Principles of Optics is one of the most highly cited and most influential physics books ever published, and one of the classic science books of the twentieth century. To celebrate the 60th anniversary of this remarkable book's first publication, the seventh expanded edition has been reprinted with a special foreword by Sir Peter Knight. The seventh edition was the first thorough revision and expansion of this definitive text. Amongst the material introduced in the seventh edition is a section on CAT scans, a chapter on scattering from inhomogeneous media, including an account of the principles of diffraction tomography, an account of scattering from periodic potentials, and a section on the so-called Rayleigh-Sommerfield diffraction theory. This expansive and timeless book continues to be invaluable to advanced undergraduates, graduate students and researchers working in all areas of optics.
Max Born was one of the most distinguished and influential physicists of the twentieth century. Although he was awarded the Nobel Prize for his fundamental researches in quantum mechanics, he made also substantial contributions to other branches of physics, for example to the theory of lattice dynamics of crystals. He created a leading school of theoretical physics at Goettingen University, which had a major impact on the development of physics.
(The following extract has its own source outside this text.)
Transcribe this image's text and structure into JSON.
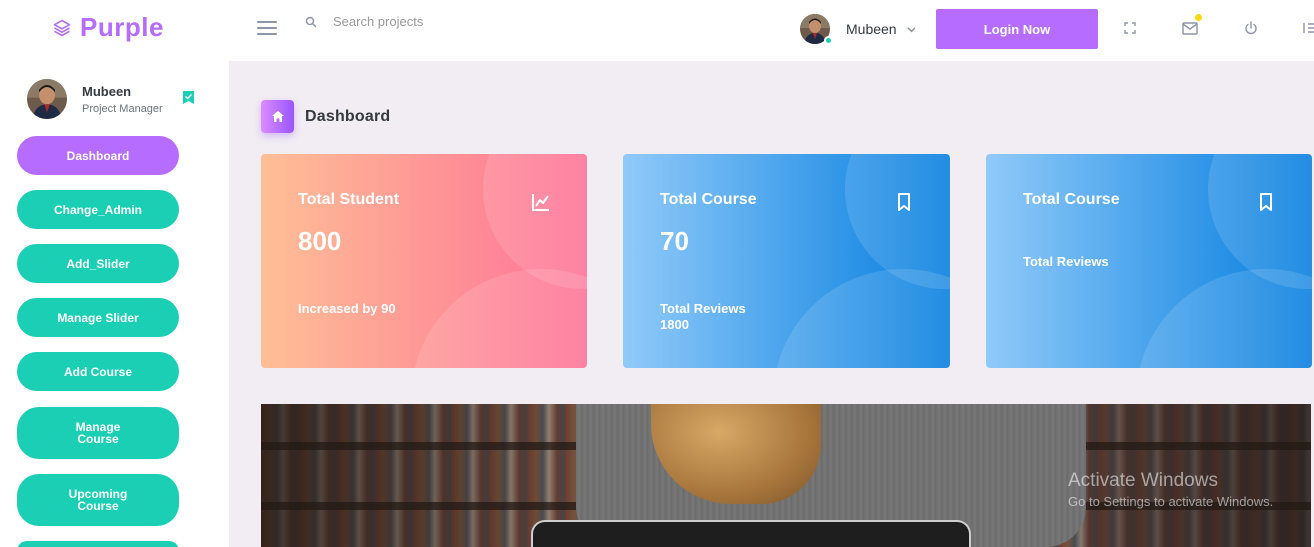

From 1936 until his retirement in 1953 he was the Tait Professor of Natural Philosophy at the University of Edinburgh. Born was a prolific writer, who published about 360 papers and 30 books. He received numerous honors apart from the Nobel Prize; he was elected Fellow of learned academies throughout the world and he was awarded many honorary degrees. Emil Wolf was the Wilson Professor of Optical Physics at the University of Rochester. He received B.Sc. and Ph.D. degrees from Bristol University and a D.Sc. degree from the University of Edinburgh. He joined Max Born there in 1951 to collaborate with him in the writing of Principles of Optics. He was Max Born's last assistant. In addition to Principles of Optics, Professor Wolf was the co-author, with Professor Leonard Mandel, of a comprehensive text Optical Coherence and Quantum Optics, and he was the editor of a well known series, Progress in Optics. His numerous contributions to optics are well known and have been recognized by many awards, including seven honorary doctorates. Professor Wolf was President of the Optical Society of America in 1978 and was an honorary member of that society, as well as of the Optical Societies of India and Australia.